-------- Raw data --------
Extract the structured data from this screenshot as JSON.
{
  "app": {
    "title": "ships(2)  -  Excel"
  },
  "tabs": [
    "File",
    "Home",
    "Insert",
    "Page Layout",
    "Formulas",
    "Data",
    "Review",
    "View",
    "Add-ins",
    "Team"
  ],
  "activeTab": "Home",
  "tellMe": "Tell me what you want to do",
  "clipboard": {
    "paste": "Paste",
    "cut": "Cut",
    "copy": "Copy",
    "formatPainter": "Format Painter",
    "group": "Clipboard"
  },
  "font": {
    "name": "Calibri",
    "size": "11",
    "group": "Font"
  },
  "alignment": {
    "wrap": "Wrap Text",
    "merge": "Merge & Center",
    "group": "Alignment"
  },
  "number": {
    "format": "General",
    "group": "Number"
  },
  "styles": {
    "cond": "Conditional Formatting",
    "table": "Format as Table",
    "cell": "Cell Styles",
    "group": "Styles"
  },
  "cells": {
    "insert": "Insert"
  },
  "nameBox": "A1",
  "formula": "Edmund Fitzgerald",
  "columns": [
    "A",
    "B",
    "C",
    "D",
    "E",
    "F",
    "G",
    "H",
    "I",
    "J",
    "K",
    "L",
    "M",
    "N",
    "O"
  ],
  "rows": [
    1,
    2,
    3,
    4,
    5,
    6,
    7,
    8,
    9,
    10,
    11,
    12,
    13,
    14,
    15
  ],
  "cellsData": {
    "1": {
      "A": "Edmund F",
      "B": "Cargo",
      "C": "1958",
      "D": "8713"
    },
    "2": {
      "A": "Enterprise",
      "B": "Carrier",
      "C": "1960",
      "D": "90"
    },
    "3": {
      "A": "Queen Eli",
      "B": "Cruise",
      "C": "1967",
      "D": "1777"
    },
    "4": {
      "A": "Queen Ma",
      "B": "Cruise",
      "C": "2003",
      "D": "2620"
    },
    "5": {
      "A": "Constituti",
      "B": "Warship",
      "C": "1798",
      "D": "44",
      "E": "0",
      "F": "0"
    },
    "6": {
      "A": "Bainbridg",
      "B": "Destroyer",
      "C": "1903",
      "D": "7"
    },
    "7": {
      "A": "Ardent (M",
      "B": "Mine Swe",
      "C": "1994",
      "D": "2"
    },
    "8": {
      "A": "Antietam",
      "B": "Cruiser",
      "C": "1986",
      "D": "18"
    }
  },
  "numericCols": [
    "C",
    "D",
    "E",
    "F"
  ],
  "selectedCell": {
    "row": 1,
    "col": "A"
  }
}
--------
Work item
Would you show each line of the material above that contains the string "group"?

Solution to the problem
    "group": "Clipboard"
    "group": "Font"
    "group": "Alignment"
    "group": "Number"
    "group": "Styles"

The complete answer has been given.